[Start of section]
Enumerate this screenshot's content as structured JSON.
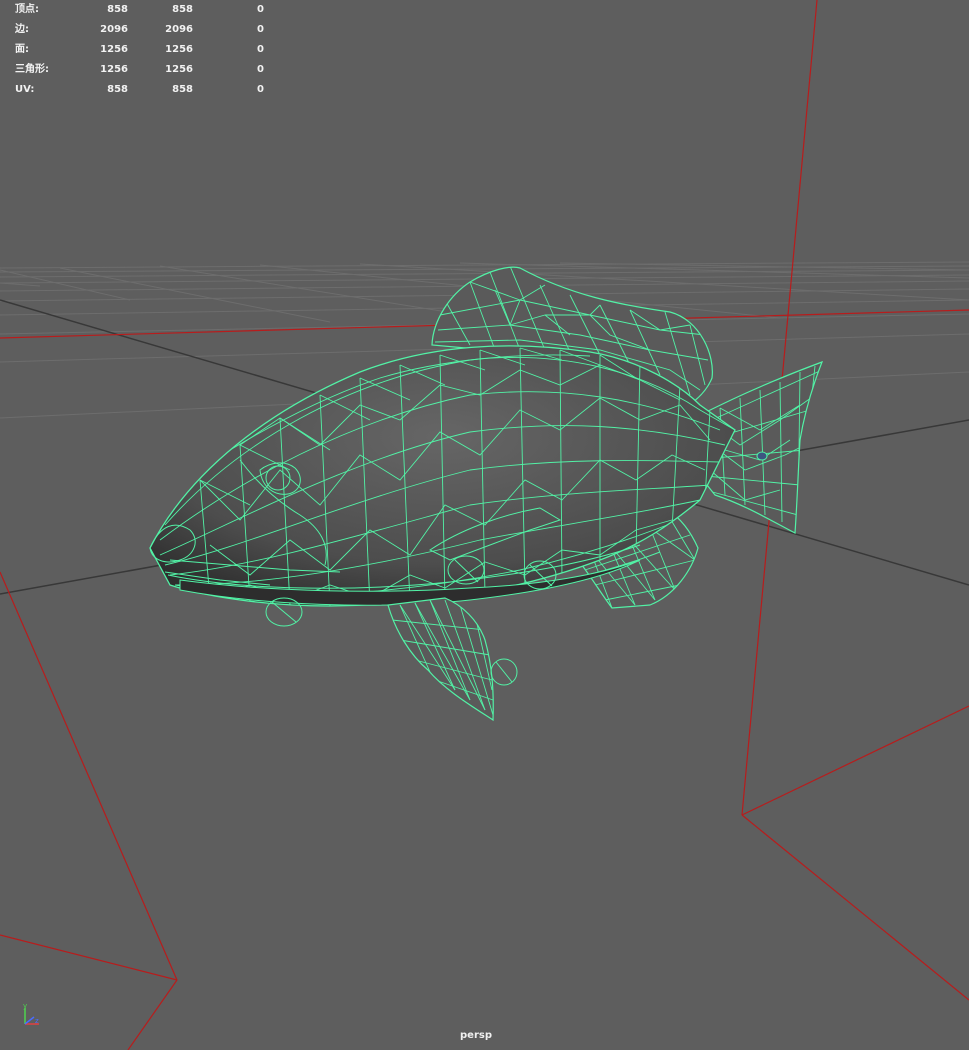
{
  "hud": {
    "rows": [
      {
        "label": "顶点:",
        "v1": "858",
        "v2": "858",
        "v3": "0"
      },
      {
        "label": "边:",
        "v1": "2096",
        "v2": "2096",
        "v3": "0"
      },
      {
        "label": "面:",
        "v1": "1256",
        "v2": "1256",
        "v3": "0"
      },
      {
        "label": "三角形:",
        "v1": "1256",
        "v2": "1256",
        "v3": "0"
      },
      {
        "label": "UV:",
        "v1": "858",
        "v2": "858",
        "v3": "0"
      }
    ]
  },
  "camera": {
    "name": "persp"
  },
  "axis": {
    "y": "y",
    "z": "z"
  },
  "colors": {
    "background": "#5e5e5e",
    "grid": "#6e6e6e",
    "grid_axis": "#383838",
    "frustum": "#b81c1c",
    "wireframe": "#52f2a6",
    "body_fill": "#4c4c4c"
  },
  "model": {
    "name": "fish-wireframe-mesh"
  }
}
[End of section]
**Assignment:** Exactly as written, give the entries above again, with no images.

**Output of the task:**
Enumerate this screenshot's content as structured JSON.
{
  "hud": {
    "rows": [
      {
        "label": "顶点:",
        "v1": "858",
        "v2": "858",
        "v3": "0"
      },
      {
        "label": "边:",
        "v1": "2096",
        "v2": "2096",
        "v3": "0"
      },
      {
        "label": "面:",
        "v1": "1256",
        "v2": "1256",
        "v3": "0"
      },
      {
        "label": "三角形:",
        "v1": "1256",
        "v2": "1256",
        "v3": "0"
      },
      {
        "label": "UV:",
        "v1": "858",
        "v2": "858",
        "v3": "0"
      }
    ]
  },
  "camera": {
    "name": "persp"
  },
  "axis": {
    "y": "y",
    "z": "z"
  },
  "colors": {
    "background": "#5e5e5e",
    "grid": "#6e6e6e",
    "grid_axis": "#383838",
    "frustum": "#b81c1c",
    "wireframe": "#52f2a6",
    "body_fill": "#4c4c4c"
  },
  "model": {
    "name": "fish-wireframe-mesh"
  }
}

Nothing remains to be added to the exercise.